My husband and I are part of the sandwich generation – which Wikipedia describes as “a generation of people who care for their aging parents while supporting their own children.” Fortunately for us, ours is an open faced sandwich, with only one slice of bread. Our children, ages 31 and 34 are both self-sufficient, and have been for years.
But, we do have both mothers living with us – my mother-in-law and my mom. The ladies will be 86 this year.
Mother’s quarters are on the opposite side of the house from our bedroom, and includes a bedroom, bath and large sitting area. A couple years ago we built a guest house on our property for my mother-in-law. It’s 600 square feet and includes a living room/kitchen, bedroom, bathroom, walk-in closet and laundry room.
So far both women are in extremely good health. They take care of all their own personal needs, which include doing their own laundry and housework. Yet, they do rely on us for transportation – taking them to the store, doctors’ office and other outings.
Both ladies have given up their driver’s licenses. Mom relinquished hers when she was eighty, due to failing eye sight – while my mother-in-law gave up hers after breaking her femur this past spring.

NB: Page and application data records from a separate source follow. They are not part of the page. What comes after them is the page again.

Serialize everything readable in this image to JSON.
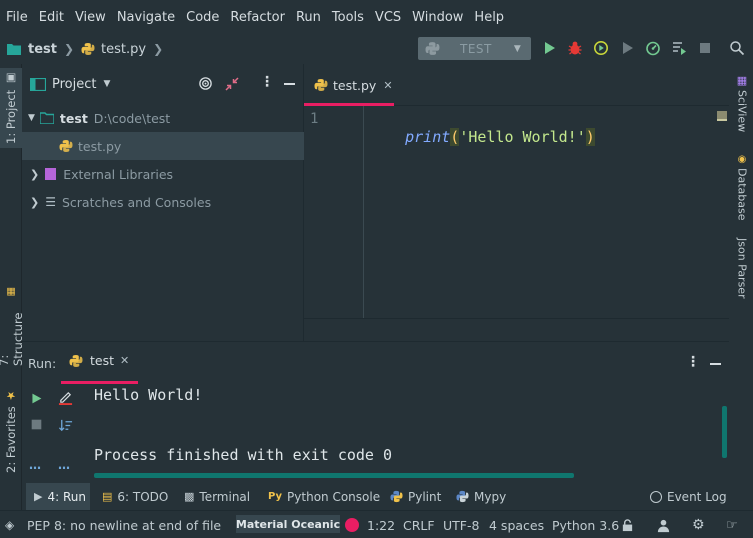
{
  "menu": [
    "File",
    "Edit",
    "View",
    "Navigate",
    "Code",
    "Refactor",
    "Run",
    "Tools",
    "VCS",
    "Window",
    "Help"
  ],
  "breadcrumb": {
    "project": "test",
    "file": "test.py"
  },
  "run_config": {
    "label": "TEST"
  },
  "left_strip": {
    "project_tab": "1: Project",
    "structure_tab": "7: Structure",
    "favorites_tab": "2: Favorites"
  },
  "right_strip": {
    "sciview": "SciView",
    "database": "Database",
    "json_parser": "Json Parser"
  },
  "project_panel": {
    "title": "Project",
    "root_name": "test",
    "root_path": "D:\\code\\test",
    "file": "test.py",
    "external_libraries": "External Libraries",
    "scratches": "Scratches and Consoles"
  },
  "editor": {
    "tab_label": "test.py",
    "line_number": "1",
    "code": {
      "func": "print",
      "open": "(",
      "string": "'Hello World!'",
      "close": ")"
    }
  },
  "run": {
    "label": "Run:",
    "tab_label": "test",
    "output_line1": "Hello World!",
    "output_line2": "Process finished with exit code 0"
  },
  "tool_tabs": {
    "run": "4: Run",
    "todo": "6: TODO",
    "terminal": "Terminal",
    "python_console": "Python Console",
    "pylint": "Pylint",
    "mypy": "Mypy",
    "event_log": "Event Log"
  },
  "status": {
    "pep8": "PEP 8: no newline at end of file",
    "theme": "Material Oceanic",
    "position": "1:22",
    "line_sep": "CRLF",
    "encoding": "UTF-8",
    "indent": "4 spaces",
    "interpreter": "Python 3.6"
  },
  "colors": {
    "accent": "#e91e63",
    "background": "#263238",
    "run_green": "#73c991",
    "debug_red": "#e53935",
    "python_yellow": "#f0c24b",
    "python_blue": "#5d88c7",
    "string_green": "#c3e88d",
    "keyword_italic": "#82aaff"
  }
}
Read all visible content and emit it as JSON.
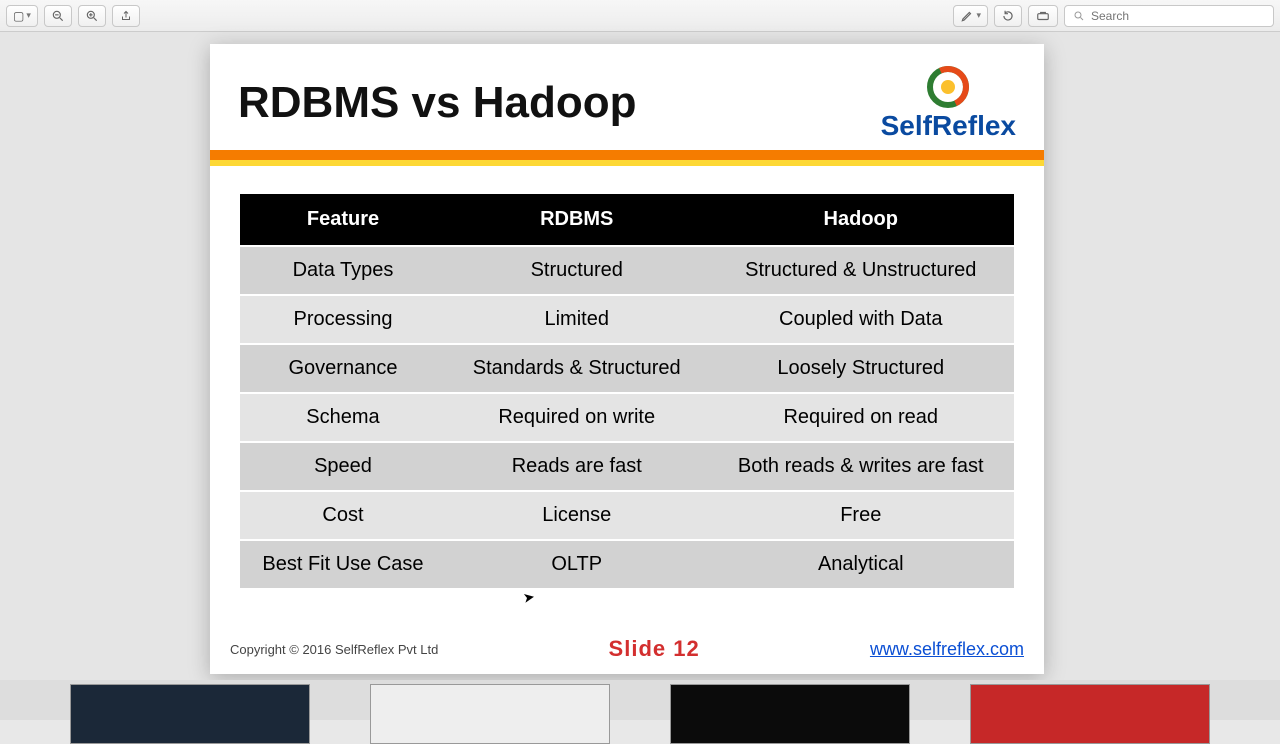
{
  "toolbar": {
    "search_placeholder": "Search"
  },
  "slide": {
    "title": "RDBMS vs Hadoop",
    "logo_text": "SelfReflex",
    "copyright": "Copyright © 2016 SelfReflex Pvt Ltd",
    "slide_label": "Slide 12",
    "website": "www.selfreflex.com",
    "table": {
      "headers": [
        "Feature",
        "RDBMS",
        "Hadoop"
      ],
      "rows": [
        [
          "Data Types",
          "Structured",
          "Structured & Unstructured"
        ],
        [
          "Processing",
          "Limited",
          "Coupled with Data"
        ],
        [
          "Governance",
          "Standards & Structured",
          "Loosely Structured"
        ],
        [
          "Schema",
          "Required on write",
          "Required on read"
        ],
        [
          "Speed",
          "Reads are fast",
          "Both reads & writes are fast"
        ],
        [
          "Cost",
          "License",
          "Free"
        ],
        [
          "Best Fit Use Case",
          "OLTP",
          "Analytical"
        ]
      ]
    }
  }
}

People often ask us questions about living with our moms – the first being, Isn’t it difficult? Sure, it can be. But it isn’t just hard on us, it isn’t easy for them. For my mother-in-law, I don’t suppose she likes having to rely on us for transportation. When she was still driving, her daily routine included going to the grocery store and running other errands. While I detest running errands, it was something she enjoyed. For my mother, I think the hard part is sharing a home where she is no longer in charge.
Another question asked, Do you eat all your meals together? My mother-in-law prepares all her own breakfasts and lunches, and has dinner with us maybe 60 percent of the time – or more. My mother generally prepares her own breakfast and lunch, yet we sometimes take breakfast together – and sometimes she cooks it. As for dinner, mom usually takes that meal with us, unless Don and I are going out for the evening, or I simply don’t feel like cooking that night. Mom helps with the dishes, and regularly cleans the kitchen.
There are special perks for having the moms here – like when our grandchildren visit. Over New Years our daughter, son-in-law, granddaughter and grandson visited us from Alaska. Our granddaughter, who will be four May first, loved visiting the GGs (as she calls them) – and would go out to the guest house and knock on the door of my mother-in-law’s, or visit with Mom in her sitting room.
We also had regular tea parties on the patio. That photo is of our granddaughter and my mother. Mom looks pretty good for 85, doesn’t she?